The two main goals of the research that is conducted in the Brain and Education Lab are to understand the cognitive and neural systems that support the development of reading comprehension and other scholarly tasks in children, adolescents and adults, and to draw implications for intervention and other educational applications. To pursue these goals, lab members draw on theories and methods from developmental and cognitive psychology, educational science, and cognitive neuroscience. The lab's research is generously funded through funds from NWO and the US Institute for Education Sciences awarded to dr. van den Broek, and a start up grant from the LIBC awarded to dr. van Leijenhorst.

This basic interest drives the research in our lab leads to more specific questions such as:

  • What happens in the mind of good and struggling readers as they proceed through a text? Using behavioral tasks, eye-tracking devices to monitor eye movements, and think-aloud protocols, we try to gain insight into the cognitive processes that occur during reading and identify possible sources of reading difficulty. We conduct these studies both in the lab and in field settings such as schools.
  • How does brain development support our ability to comprehend and learn from texts? What neural systems mediate these changes with development, and does this change over time as children and adolescents develop an increasingly sophisticated representation of the content and meaning of texts? Little is known about the neural processes and structures involved in reading comprehension. We use neuroimaging techniques, such as fMRI, EEG, and MEG, to gain an understanding of the neural correlates of these functions across development.
  • In what way does the development of cognitive control functions (e.g. Working Memory, Attention) contribute to age related change in reading comprehension, as well as in other scholarly tasks such as math, and learning in general? We examine these questions using both behavioral and neuroimaging methods.
  • How can a computational approach be used to describe and disentangle the contributions of on-line comprehension processes during reading and off-line memory representations? We use The Landscape Model of Reading to try to simulate the cognitive processes that are involved in the comprehension of texts (for more information see the Landscape Model of Reading).
  • How do readers extract information from a text and in what way can we do to optimize reading comprehension? Central to comprehension of and learning from text is the process of constructing a coherent mental representation in which textual information and relevant background knowledge are integrated. This representation results in learning if it expands the reader’s existing knowledge network or if it corrects misconceptions in the reader’s network. The construction process is influenced by characteristics of the reader (e.g., working memory capacity, reading goal, prior knowledge, and inferential skills) and characteristics of the text (e.g. content/structure of the presented information, processing demands). Based on insights from the study of these processes we hope to contribute to the development of methods which can improve comprehension in readers.

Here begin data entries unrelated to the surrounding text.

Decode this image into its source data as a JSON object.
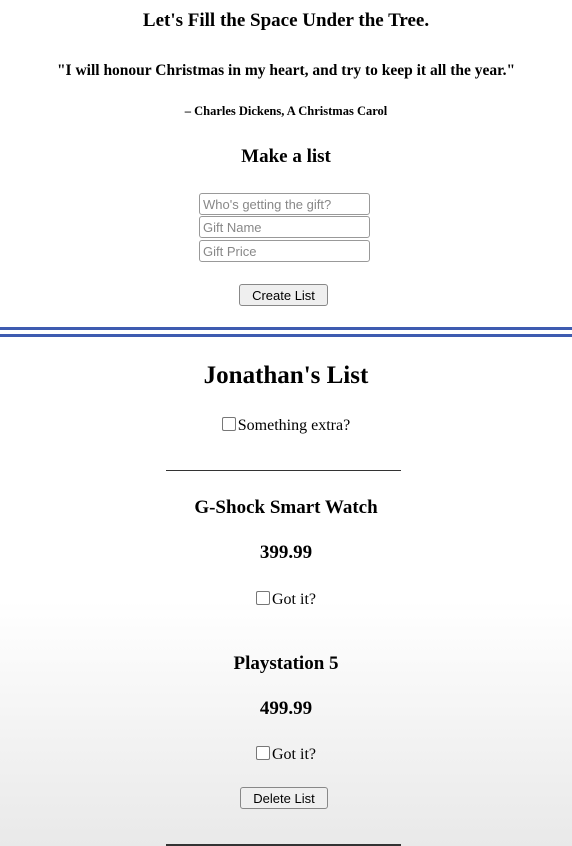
{
  "header": {
    "title": "Let's Fill the Space Under the Tree.",
    "quote": "\"I will honour Christmas in my heart, and try to keep it all the year.\"",
    "attribution": "– Charles Dickens, A Christmas Carol"
  },
  "form": {
    "heading": "Make a list",
    "recipient_placeholder": "Who's getting the gift?",
    "name_placeholder": "Gift Name",
    "price_placeholder": "Gift Price",
    "submit_label": "Create List"
  },
  "list": {
    "title": "Jonathan's List",
    "extra_label": "Something extra?",
    "items": [
      {
        "name": "G-Shock Smart Watch",
        "price": "399.99",
        "got_label": "Got it?"
      },
      {
        "name": "Playstation 5",
        "price": "499.99",
        "got_label": "Got it?"
      }
    ],
    "delete_label": "Delete List"
  },
  "colors": {
    "divider": "#3e5bb0"
  }
}
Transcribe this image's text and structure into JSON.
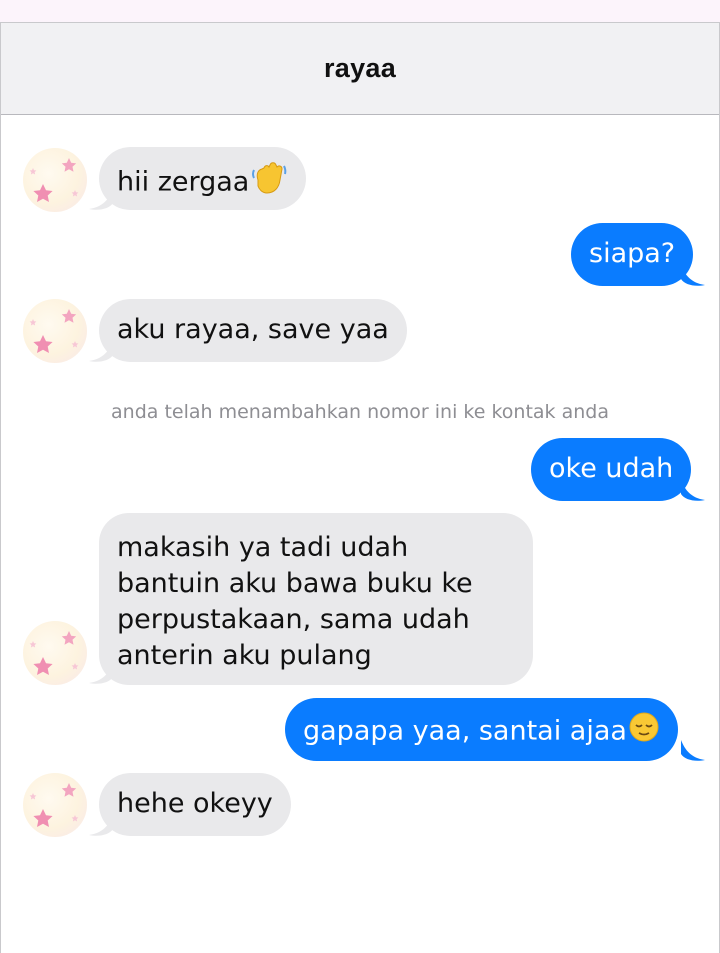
{
  "contact": {
    "name": "rayaa"
  },
  "colors": {
    "incoming_bubble": "#e9e9eb",
    "outgoing_bubble": "#0a7cff",
    "header_bg": "#f1f1f3"
  },
  "messages": [
    {
      "direction": "incoming",
      "text": "hii zergaa",
      "emoji": "waving-hand-icon"
    },
    {
      "direction": "outgoing",
      "text": "siapa?"
    },
    {
      "direction": "incoming",
      "text": "aku rayaa, save yaa"
    },
    {
      "direction": "system",
      "text": "anda telah menambahkan nomor ini ke kontak anda"
    },
    {
      "direction": "outgoing",
      "text": "oke udah"
    },
    {
      "direction": "incoming",
      "lines": [
        "makasih ya tadi udah",
        "bantuin aku bawa buku ke",
        "perpustakaan, sama udah",
        "anterin aku pulang"
      ]
    },
    {
      "direction": "outgoing",
      "text": "gapapa yaa, santai ajaa",
      "emoji": "relieved-face-icon"
    },
    {
      "direction": "incoming",
      "text": "hehe okeyy"
    }
  ]
}
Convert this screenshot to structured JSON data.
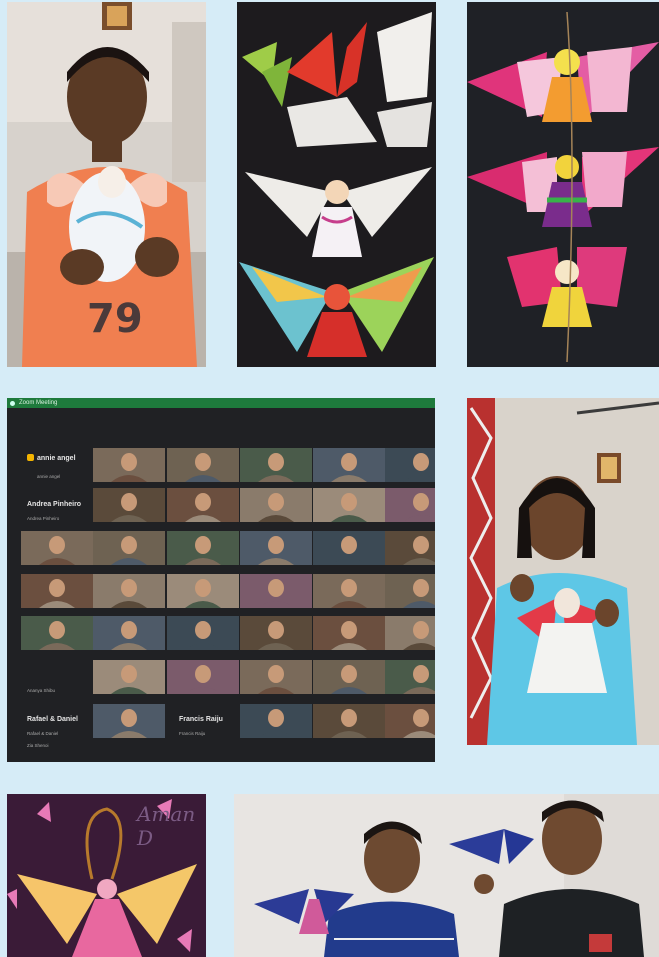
{
  "call": {
    "window_title": "Zoom Meeting",
    "participants_row1": [
      "annie angel",
      "Andrea Pinheiro"
    ],
    "subnames_row1": [
      "annie angel",
      "Andrea Pinheiro"
    ],
    "bottom_names": [
      "Rafael & Daniel",
      "Francis Raiju"
    ],
    "bottom_subnames": [
      "Rafael & Daniel",
      "Francis Raiju"
    ],
    "misc_label_left": "Zia Shenoi",
    "misc_label_mid": "Ananya Shibu"
  },
  "caption_aman": "Aman D",
  "colors": {
    "background": "#d6ecf7",
    "call_bar": "#1e7a3c",
    "call_bg": "#202124"
  }
}
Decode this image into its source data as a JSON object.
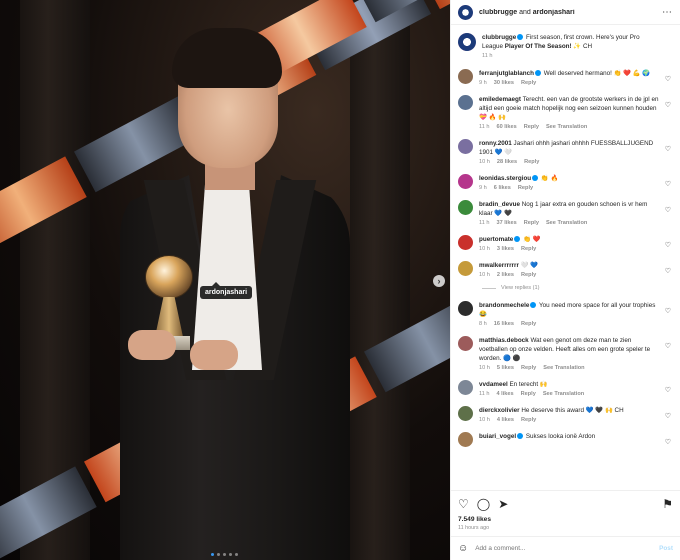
{
  "header": {
    "user1": "clubbrugge",
    "and": " and ",
    "user2": "ardonjashari",
    "more_icon": "more-horizontal-icon"
  },
  "caption": {
    "user": "clubbrugge",
    "text": "First season, first crown. Here's your Pro League ",
    "bold": "Player Of The Season!",
    "suffix": " ✨ CH",
    "time": "11 h"
  },
  "photo": {
    "tag": "ardonjashari",
    "next_icon": "›"
  },
  "comments": [
    {
      "user": "ferranjutglablanch",
      "verified": true,
      "text": "Well deserved hermano! 👏 ❤️ 💪 🌍",
      "time": "9 h",
      "likes": "30 likes",
      "reply": "Reply",
      "translation": "",
      "avatar": "#8a6b52"
    },
    {
      "user": "emiledemaegt",
      "verified": false,
      "text": "Terecht. een van de grootste werkers in de jpl en altijd een goeie match hopelijk nog een seizoen kunnen houden💝 🔥 🙌",
      "time": "11 h",
      "likes": "60 likes",
      "reply": "Reply",
      "translation": "See Translation",
      "avatar": "#5b7190"
    },
    {
      "user": "ronny.2001",
      "verified": false,
      "text": "Jashari ohhh jashari ohhhh FUESSBALLJUGEND 1901 💙 🤍",
      "time": "10 h",
      "likes": "28 likes",
      "reply": "Reply",
      "translation": "",
      "avatar": "#7a6fa0"
    },
    {
      "user": "leonidas.stergiou",
      "verified": true,
      "text": "👏 🔥",
      "time": "9 h",
      "likes": "6 likes",
      "reply": "Reply",
      "translation": "",
      "avatar": "#b5368c"
    },
    {
      "user": "bradin_devue",
      "verified": false,
      "text": "Nog 1 jaar extra en gouden schoen is vr hem klaar 💙 🖤",
      "time": "11 h",
      "likes": "37 likes",
      "reply": "Reply",
      "translation": "See Translation",
      "avatar": "#3b8b3b"
    },
    {
      "user": "puertomate",
      "verified": true,
      "text": "👏 ❤️",
      "time": "10 h",
      "likes": "3 likes",
      "reply": "Reply",
      "translation": "",
      "avatar": "#c9302c"
    },
    {
      "user": "mwalkerrrrrrr",
      "verified": false,
      "text": "🤍 💙",
      "time": "10 h",
      "likes": "2 likes",
      "reply": "Reply",
      "translation": "",
      "avatar": "#c59a3a",
      "view_replies": "View replies (1)"
    },
    {
      "user": "brandonmechele",
      "verified": true,
      "text": "You need more space for all your trophies 😂",
      "time": "8 h",
      "likes": "16 likes",
      "reply": "Reply",
      "translation": "",
      "avatar": "#2c2c2c"
    },
    {
      "user": "matthias.debock",
      "verified": false,
      "text": "Wat een genot om deze man te zien voetballen op onze velden. Heeft alles om een grote speler te worden. 🔵 ⚫",
      "time": "10 h",
      "likes": "5 likes",
      "reply": "Reply",
      "translation": "See Translation",
      "avatar": "#9c5b5b"
    },
    {
      "user": "vvdameel",
      "verified": false,
      "text": "En terecht 🙌",
      "time": "11 h",
      "likes": "4 likes",
      "reply": "Reply",
      "translation": "See Translation",
      "avatar": "#7d8796"
    },
    {
      "user": "dierckxolivier",
      "verified": false,
      "text": "He deserve this award 💙 🖤 🙌 CH",
      "time": "10 h",
      "likes": "4 likes",
      "reply": "Reply",
      "translation": "",
      "avatar": "#5e7049"
    },
    {
      "user": "buiari_vogel",
      "verified": true,
      "text": "Sukses looka ionë Ardon",
      "time": "",
      "likes": "",
      "reply": "",
      "translation": "",
      "avatar": "#a07a52"
    }
  ],
  "actions": {
    "like_icon": "heart-icon",
    "comment_icon": "comment-icon",
    "share_icon": "send-icon",
    "save_icon": "bookmark-icon"
  },
  "likes": "7.549 likes",
  "ago": "11 hours ago",
  "add_comment": {
    "placeholder": "Add a comment...",
    "post": "Post"
  },
  "colors": {
    "accent": "#0095f6",
    "post_disabled": "#b2dffc"
  }
}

Our lab has access to 128 channel EEG stations, an EyeLink 1000 eye tracking system, and to 1.5T and 3T MRI scanners, and a mock scanner located at the Leiden University Medical Center (LUMC). The lab participates in the Leiden Institute for Brain and Cognition (LIBC), and LIBC-junior network (LIBC-junior). The LIBC is an interfaculty center for interdisciplinary research on brain and cognition, supported by the LUMC and Leiden University's faculties of Social & Behavioral Sciences, Arts, and Mathematics & Natural Sciences. In our research we collaborate with local schools, and we have ongoing collaborations with the the University of Minnesota's Center for Cognitive Sciences which gives us access to additional MRI and EEG facilities as well as a MEG system.